» **HOW TO COMPLETE THIS TASK**
What lines of the data hold the string "Shift"? Copy them all.

[App and web page records]
◆ ◆ ◆
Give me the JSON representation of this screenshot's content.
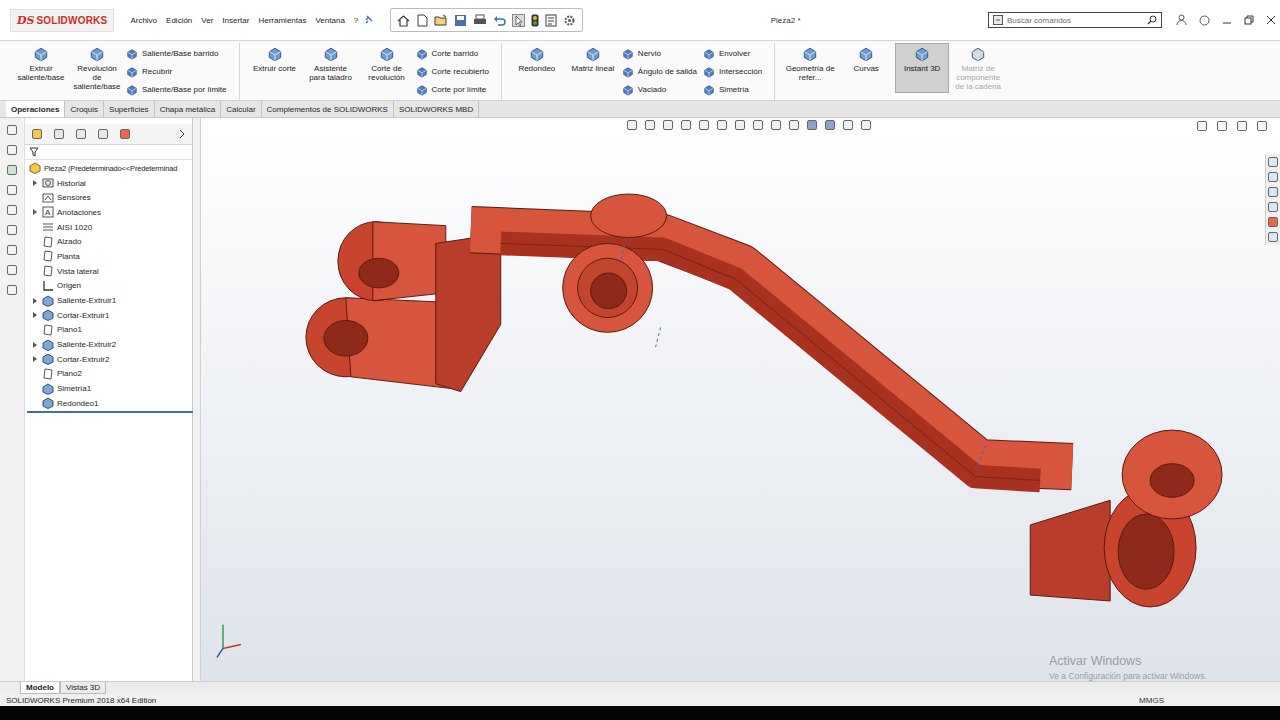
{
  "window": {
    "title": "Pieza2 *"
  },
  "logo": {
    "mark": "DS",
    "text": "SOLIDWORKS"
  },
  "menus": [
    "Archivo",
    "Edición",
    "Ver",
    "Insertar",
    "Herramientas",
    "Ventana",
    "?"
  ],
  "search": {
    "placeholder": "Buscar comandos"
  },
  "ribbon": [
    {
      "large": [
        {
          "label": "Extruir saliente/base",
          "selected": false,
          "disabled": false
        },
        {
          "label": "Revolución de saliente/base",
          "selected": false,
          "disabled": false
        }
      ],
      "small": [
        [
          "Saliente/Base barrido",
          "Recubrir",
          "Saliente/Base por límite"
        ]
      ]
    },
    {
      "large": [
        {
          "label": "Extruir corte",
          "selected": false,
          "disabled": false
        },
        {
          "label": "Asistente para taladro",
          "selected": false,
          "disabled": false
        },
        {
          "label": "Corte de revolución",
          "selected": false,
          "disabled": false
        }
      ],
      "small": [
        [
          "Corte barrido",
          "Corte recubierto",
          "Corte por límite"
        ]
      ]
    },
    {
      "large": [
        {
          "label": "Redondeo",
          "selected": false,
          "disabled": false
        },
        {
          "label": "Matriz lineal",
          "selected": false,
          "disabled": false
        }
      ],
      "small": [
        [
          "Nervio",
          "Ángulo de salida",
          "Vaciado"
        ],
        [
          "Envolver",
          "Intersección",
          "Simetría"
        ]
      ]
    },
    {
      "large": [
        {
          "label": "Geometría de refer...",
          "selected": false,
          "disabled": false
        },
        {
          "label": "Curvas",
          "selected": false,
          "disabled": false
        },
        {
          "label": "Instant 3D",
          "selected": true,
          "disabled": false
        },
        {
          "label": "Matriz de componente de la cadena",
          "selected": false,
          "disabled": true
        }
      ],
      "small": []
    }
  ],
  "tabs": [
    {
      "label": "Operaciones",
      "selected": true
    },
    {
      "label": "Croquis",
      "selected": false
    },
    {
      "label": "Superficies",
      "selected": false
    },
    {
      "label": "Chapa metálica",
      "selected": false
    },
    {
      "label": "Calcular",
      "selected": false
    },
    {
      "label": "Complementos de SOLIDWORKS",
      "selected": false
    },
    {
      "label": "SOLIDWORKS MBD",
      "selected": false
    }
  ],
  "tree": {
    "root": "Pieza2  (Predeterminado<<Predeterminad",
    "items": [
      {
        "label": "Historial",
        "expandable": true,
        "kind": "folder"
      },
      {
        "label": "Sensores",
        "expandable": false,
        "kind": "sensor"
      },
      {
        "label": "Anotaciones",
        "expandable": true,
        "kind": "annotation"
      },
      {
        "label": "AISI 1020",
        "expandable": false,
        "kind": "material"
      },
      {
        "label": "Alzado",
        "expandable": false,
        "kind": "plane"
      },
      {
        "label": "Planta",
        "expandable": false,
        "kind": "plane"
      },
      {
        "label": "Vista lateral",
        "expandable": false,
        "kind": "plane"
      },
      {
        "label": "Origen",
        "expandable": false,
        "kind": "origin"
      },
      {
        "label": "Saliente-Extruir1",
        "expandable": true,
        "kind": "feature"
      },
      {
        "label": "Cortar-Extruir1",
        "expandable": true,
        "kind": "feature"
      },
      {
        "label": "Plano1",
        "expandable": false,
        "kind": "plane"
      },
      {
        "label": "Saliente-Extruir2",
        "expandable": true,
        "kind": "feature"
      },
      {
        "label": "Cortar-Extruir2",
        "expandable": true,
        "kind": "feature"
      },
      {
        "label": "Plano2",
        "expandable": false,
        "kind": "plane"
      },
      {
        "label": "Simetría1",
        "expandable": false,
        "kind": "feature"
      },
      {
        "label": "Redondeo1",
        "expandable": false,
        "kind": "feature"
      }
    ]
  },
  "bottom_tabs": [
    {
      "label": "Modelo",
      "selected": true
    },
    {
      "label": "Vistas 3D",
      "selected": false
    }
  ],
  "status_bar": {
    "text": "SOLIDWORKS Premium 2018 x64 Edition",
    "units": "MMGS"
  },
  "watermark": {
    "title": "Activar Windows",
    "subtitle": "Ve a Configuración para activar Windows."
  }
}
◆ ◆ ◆
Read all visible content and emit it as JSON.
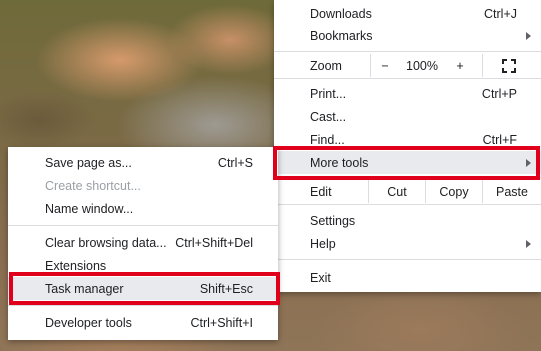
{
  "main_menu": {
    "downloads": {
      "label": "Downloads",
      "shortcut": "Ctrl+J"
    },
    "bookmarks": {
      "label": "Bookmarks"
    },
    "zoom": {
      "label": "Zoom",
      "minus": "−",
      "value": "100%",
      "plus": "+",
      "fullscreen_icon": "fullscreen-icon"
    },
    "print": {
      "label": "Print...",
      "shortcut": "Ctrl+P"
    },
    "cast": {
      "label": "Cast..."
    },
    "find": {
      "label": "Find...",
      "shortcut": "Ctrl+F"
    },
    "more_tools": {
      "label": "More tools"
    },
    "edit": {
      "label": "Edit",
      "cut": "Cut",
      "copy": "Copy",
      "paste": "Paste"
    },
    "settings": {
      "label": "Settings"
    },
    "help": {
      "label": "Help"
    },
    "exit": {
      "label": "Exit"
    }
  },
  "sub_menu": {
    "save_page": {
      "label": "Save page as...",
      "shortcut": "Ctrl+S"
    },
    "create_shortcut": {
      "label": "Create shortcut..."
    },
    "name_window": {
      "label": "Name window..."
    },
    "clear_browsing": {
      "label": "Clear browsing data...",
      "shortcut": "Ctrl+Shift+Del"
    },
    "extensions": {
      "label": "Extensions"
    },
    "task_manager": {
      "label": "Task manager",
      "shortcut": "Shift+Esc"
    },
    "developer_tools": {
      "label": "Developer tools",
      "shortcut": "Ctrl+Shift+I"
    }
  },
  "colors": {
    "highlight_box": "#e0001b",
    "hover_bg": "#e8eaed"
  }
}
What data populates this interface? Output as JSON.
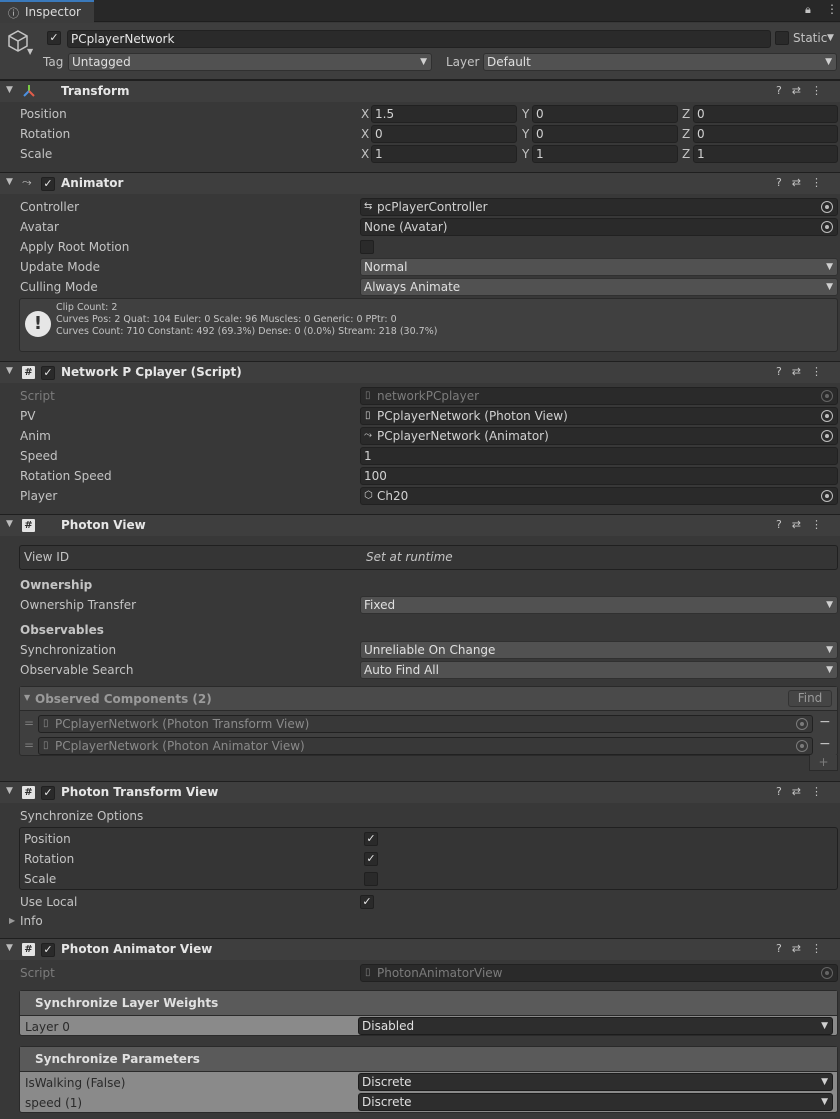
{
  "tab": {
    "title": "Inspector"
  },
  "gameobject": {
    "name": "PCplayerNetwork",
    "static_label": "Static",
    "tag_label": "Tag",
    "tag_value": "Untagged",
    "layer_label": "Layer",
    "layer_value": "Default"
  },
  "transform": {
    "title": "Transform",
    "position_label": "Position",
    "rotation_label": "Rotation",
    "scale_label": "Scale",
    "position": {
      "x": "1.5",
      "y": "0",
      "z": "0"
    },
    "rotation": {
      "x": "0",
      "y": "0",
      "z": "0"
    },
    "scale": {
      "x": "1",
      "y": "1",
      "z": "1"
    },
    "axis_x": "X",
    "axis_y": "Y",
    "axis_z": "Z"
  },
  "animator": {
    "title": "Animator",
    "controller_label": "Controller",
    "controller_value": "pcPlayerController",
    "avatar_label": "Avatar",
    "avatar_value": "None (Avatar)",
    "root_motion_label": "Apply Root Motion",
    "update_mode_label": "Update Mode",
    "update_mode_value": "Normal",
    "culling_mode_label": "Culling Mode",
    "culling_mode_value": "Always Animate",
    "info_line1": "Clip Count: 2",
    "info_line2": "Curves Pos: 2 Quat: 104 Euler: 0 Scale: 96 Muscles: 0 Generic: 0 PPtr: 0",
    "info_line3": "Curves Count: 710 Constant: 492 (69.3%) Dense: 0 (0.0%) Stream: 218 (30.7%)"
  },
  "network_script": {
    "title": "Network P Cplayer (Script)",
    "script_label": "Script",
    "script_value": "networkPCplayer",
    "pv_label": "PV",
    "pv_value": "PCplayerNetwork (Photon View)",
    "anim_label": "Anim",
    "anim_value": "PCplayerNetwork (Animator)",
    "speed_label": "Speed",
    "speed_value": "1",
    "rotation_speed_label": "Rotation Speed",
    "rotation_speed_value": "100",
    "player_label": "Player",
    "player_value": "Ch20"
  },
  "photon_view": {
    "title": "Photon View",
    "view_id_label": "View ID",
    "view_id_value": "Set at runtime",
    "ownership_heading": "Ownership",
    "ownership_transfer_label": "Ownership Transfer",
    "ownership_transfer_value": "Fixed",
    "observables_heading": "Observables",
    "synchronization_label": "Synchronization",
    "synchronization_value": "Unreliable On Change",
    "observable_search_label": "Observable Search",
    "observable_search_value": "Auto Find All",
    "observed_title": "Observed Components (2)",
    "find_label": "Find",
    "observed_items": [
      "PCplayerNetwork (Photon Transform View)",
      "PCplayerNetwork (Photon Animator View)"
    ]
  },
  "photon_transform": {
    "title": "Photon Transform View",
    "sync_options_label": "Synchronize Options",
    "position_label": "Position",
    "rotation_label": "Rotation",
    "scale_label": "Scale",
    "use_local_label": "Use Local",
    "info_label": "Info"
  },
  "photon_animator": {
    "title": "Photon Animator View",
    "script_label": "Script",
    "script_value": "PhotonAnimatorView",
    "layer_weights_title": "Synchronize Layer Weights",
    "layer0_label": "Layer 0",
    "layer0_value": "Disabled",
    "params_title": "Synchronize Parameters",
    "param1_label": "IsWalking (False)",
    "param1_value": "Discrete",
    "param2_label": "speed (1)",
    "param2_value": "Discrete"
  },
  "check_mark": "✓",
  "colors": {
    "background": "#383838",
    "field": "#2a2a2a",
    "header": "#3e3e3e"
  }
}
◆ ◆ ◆
» **RESPONSE FOR THIS EXERCISE**
      "shortcut": "Ctrl+Shift+Del"
      "shortcut": "Shift+Esc"
      "shortcut": "Ctrl+Shift+I"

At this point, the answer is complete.